- **Exercise directions**: The job is to find each line in the entries holding the string "background" and copy that line.

● ● ● ●

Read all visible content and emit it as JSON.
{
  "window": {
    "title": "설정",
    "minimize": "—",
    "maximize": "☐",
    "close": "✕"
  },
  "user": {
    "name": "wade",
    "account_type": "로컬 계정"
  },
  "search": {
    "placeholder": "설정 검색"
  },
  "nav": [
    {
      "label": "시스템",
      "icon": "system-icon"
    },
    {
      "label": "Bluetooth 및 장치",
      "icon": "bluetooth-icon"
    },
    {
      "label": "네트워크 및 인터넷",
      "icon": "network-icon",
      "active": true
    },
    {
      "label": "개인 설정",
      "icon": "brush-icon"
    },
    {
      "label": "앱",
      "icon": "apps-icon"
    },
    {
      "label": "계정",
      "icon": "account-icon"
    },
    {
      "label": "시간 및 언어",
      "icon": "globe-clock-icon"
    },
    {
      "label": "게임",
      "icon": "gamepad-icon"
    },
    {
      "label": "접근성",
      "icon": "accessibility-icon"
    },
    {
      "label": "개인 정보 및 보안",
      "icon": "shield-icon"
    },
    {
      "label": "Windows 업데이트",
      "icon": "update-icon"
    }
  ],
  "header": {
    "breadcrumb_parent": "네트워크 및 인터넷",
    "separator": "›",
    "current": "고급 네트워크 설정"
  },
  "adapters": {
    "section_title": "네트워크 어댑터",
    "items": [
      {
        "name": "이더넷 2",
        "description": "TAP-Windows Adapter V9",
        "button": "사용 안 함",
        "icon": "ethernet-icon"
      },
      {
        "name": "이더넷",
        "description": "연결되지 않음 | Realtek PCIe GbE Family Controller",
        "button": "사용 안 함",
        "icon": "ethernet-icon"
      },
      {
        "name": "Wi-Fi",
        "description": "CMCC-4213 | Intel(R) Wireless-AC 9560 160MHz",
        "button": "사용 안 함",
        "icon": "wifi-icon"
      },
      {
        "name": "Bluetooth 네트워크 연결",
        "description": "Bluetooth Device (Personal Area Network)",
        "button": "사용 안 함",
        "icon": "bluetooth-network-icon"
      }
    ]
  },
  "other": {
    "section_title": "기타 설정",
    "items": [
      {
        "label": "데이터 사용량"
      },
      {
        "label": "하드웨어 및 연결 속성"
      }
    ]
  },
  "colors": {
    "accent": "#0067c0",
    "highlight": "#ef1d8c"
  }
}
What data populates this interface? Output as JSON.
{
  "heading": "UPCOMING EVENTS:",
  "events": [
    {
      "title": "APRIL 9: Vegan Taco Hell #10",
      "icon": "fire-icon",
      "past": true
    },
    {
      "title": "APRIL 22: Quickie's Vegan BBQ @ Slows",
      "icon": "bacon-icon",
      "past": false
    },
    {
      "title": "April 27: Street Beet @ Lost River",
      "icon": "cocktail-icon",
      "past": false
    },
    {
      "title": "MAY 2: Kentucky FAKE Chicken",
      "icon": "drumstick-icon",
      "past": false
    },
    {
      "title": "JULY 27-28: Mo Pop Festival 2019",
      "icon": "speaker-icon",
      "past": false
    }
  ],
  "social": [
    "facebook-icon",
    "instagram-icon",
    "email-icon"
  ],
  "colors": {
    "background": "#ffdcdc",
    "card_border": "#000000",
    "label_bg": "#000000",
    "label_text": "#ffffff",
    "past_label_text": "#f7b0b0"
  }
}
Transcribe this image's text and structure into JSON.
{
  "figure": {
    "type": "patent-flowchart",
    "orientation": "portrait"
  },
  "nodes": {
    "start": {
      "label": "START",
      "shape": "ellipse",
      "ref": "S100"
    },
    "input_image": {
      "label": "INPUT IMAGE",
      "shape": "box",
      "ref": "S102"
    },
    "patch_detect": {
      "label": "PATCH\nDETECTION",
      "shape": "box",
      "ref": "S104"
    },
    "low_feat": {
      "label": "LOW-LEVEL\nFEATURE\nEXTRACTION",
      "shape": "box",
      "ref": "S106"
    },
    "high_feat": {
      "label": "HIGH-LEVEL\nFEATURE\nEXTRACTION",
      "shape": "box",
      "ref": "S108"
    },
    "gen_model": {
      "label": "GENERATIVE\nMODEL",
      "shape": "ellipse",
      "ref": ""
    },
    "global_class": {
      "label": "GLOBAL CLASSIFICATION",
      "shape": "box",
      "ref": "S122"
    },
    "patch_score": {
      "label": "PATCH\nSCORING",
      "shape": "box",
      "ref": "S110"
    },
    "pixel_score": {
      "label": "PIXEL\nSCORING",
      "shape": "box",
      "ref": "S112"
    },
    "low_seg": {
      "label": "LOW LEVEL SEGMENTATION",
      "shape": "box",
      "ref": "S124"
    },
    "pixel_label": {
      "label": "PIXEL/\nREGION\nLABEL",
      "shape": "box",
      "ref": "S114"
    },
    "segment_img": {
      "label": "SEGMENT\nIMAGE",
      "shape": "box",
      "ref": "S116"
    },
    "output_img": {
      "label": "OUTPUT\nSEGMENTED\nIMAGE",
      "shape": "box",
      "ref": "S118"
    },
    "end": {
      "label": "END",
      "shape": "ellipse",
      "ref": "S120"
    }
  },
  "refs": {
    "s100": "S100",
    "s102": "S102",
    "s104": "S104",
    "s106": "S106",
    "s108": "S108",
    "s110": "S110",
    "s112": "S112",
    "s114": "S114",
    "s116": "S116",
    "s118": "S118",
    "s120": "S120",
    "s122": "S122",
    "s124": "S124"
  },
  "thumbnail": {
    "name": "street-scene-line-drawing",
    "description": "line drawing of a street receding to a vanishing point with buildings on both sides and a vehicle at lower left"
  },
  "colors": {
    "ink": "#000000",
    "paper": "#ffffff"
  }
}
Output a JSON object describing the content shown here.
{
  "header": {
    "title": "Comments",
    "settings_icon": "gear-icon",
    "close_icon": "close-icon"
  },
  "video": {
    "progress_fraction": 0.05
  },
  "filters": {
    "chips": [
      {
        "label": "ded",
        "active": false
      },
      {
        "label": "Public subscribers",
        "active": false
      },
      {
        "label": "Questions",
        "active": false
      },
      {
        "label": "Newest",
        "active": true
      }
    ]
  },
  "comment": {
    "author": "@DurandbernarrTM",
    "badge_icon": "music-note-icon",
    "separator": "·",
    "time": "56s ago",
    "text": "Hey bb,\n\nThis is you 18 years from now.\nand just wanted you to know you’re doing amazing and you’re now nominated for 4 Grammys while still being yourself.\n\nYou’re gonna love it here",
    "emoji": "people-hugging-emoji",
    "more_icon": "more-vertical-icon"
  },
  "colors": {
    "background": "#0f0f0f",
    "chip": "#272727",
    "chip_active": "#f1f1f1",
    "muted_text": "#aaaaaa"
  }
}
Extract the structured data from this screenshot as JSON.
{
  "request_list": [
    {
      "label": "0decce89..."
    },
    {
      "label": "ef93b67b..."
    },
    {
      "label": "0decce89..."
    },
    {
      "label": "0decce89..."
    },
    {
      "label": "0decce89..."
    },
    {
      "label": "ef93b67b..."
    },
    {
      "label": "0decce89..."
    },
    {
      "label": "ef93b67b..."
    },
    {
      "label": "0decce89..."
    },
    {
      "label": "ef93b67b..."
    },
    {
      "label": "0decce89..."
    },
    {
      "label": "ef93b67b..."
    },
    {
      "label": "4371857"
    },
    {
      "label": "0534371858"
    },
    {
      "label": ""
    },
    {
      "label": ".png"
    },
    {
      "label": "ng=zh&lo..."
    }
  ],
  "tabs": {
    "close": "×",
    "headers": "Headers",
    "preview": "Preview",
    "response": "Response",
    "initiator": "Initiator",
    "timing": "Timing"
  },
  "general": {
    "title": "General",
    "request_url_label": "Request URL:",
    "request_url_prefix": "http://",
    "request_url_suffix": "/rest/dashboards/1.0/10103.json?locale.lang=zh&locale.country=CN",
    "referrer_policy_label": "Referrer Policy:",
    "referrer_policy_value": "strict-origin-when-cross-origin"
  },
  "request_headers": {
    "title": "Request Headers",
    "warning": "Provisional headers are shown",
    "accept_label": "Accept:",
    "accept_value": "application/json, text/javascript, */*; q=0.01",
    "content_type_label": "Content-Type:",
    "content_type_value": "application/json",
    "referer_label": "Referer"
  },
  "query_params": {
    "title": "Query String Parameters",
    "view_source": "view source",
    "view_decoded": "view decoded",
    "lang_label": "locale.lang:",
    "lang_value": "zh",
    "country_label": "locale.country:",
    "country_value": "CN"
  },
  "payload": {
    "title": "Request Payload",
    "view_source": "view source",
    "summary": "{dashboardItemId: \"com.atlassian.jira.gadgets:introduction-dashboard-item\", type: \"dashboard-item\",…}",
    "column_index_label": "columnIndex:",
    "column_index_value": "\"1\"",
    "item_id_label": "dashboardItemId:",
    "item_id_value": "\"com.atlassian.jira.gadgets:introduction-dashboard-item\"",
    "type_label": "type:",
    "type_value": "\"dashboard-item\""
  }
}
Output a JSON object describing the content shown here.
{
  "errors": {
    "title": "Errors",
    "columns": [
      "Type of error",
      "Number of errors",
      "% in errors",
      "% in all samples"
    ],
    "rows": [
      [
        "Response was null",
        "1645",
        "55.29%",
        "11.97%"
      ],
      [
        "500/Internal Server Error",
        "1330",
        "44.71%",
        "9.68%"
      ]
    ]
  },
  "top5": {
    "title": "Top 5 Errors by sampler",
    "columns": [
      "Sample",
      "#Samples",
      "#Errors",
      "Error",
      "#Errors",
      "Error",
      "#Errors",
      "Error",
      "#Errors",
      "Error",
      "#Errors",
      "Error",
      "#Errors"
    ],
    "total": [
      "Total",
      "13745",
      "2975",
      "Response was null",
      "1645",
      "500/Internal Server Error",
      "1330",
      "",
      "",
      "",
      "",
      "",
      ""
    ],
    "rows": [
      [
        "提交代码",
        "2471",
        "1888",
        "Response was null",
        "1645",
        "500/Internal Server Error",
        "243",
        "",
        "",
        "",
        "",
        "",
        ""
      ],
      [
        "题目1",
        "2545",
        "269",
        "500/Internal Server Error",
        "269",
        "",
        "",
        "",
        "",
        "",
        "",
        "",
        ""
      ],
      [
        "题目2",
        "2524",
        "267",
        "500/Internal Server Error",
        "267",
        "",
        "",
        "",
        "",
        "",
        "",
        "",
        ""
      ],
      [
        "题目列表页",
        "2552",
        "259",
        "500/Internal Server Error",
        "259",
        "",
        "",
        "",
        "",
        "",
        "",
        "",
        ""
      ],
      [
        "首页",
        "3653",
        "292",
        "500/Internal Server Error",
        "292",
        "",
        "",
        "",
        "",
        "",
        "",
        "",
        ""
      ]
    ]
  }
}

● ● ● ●

- **Task answer**:
    "background": "#ffdcdc",
    "background": "#0f0f0f",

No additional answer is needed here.